* _DATASET RECORDS_
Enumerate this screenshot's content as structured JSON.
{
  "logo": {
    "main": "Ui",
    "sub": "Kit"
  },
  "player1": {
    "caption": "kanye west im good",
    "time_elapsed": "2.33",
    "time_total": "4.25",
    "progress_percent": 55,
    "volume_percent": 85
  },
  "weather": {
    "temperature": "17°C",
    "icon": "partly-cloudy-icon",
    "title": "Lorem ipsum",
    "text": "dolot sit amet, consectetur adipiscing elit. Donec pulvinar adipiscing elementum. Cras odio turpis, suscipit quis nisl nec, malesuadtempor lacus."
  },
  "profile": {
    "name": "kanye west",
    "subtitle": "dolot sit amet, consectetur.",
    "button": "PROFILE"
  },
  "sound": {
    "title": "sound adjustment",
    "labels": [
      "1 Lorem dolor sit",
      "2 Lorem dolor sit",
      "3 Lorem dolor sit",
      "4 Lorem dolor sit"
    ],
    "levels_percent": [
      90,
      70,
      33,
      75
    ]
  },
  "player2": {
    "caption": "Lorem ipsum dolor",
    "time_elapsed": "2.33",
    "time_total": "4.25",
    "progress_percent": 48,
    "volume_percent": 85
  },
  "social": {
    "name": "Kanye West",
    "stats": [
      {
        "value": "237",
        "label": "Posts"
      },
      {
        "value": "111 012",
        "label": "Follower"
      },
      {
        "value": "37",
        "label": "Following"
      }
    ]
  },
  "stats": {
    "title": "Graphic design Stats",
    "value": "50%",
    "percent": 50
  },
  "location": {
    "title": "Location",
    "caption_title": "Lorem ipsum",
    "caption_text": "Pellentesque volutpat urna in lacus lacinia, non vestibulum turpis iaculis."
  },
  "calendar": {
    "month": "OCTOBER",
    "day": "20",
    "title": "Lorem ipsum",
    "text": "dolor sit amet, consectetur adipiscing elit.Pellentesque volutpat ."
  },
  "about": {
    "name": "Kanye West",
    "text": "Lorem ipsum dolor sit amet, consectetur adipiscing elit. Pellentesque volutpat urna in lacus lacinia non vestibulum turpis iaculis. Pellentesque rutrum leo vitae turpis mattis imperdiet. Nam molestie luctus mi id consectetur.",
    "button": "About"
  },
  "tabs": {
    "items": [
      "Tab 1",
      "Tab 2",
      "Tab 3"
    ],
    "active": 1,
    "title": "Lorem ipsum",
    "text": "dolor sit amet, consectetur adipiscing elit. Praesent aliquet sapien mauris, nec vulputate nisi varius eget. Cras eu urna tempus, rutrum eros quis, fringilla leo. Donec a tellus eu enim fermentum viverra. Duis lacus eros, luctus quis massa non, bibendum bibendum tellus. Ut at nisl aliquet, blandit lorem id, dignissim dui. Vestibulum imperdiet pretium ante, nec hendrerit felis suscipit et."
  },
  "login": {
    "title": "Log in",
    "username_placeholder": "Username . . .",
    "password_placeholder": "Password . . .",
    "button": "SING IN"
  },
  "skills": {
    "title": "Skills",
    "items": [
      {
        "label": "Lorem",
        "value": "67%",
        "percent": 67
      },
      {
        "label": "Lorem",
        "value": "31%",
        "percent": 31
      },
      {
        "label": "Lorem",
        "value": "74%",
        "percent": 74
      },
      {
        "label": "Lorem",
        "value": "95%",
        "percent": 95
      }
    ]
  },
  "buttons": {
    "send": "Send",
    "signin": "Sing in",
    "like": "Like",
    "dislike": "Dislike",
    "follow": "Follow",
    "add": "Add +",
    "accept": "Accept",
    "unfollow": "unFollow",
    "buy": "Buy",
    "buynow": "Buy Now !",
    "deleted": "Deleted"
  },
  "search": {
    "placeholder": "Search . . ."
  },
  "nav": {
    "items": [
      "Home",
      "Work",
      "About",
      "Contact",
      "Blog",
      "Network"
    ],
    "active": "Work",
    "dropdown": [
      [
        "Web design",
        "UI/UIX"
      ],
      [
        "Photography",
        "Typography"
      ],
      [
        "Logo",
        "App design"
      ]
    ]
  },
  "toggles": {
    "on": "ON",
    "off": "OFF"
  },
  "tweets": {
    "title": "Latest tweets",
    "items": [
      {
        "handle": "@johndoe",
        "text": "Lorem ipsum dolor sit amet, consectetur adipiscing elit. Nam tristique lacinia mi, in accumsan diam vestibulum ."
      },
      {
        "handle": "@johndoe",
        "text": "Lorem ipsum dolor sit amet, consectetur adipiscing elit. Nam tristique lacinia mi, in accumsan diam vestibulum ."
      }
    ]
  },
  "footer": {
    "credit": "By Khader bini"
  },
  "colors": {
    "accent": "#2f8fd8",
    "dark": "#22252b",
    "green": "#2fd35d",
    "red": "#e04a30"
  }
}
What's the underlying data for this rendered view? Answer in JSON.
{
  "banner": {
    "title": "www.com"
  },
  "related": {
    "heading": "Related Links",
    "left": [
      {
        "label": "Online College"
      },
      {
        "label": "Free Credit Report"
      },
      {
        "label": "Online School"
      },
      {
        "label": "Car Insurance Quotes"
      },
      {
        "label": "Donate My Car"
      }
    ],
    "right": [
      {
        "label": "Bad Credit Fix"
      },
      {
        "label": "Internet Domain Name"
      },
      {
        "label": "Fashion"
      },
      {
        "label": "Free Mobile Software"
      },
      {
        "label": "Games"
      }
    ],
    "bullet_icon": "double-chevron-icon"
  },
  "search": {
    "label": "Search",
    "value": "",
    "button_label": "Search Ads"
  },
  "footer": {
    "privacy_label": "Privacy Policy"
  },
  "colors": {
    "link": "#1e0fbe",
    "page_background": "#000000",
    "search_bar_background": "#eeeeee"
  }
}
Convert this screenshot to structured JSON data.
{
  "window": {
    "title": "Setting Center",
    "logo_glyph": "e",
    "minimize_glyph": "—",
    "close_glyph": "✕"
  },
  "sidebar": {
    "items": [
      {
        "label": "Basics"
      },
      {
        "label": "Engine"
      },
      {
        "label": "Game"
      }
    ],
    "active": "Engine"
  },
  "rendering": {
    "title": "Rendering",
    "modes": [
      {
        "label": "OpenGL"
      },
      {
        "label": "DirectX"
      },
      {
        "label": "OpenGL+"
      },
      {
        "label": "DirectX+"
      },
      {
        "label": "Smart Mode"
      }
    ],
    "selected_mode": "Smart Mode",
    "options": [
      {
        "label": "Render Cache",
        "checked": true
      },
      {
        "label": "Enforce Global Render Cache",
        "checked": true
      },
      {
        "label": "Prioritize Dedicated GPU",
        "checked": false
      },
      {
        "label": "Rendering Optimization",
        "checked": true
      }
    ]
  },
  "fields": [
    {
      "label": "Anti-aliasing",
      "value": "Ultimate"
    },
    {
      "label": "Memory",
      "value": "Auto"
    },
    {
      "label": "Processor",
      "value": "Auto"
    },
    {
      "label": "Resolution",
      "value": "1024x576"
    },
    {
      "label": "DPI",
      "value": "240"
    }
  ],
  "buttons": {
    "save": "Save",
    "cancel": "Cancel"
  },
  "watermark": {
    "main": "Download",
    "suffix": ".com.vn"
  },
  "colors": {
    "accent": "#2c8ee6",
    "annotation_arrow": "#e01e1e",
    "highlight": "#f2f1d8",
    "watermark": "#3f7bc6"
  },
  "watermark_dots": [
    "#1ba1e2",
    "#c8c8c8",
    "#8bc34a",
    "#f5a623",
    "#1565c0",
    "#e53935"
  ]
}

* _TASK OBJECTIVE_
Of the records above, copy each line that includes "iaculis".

* _RESPONSE BELOW_
    "caption_text": "Pellentesque volutpat urna in lacus lacinia, non vestibulum turpis iaculis."
    "text": "Lorem ipsum dolor sit amet, consectetur adipiscing elit. Pellentesque volutpat urna in lacus lacinia non vestibulum turpis iaculis. Pellentesque rutrum leo vitae turpis mattis imperdiet. Nam molestie luctus mi id consectetur.",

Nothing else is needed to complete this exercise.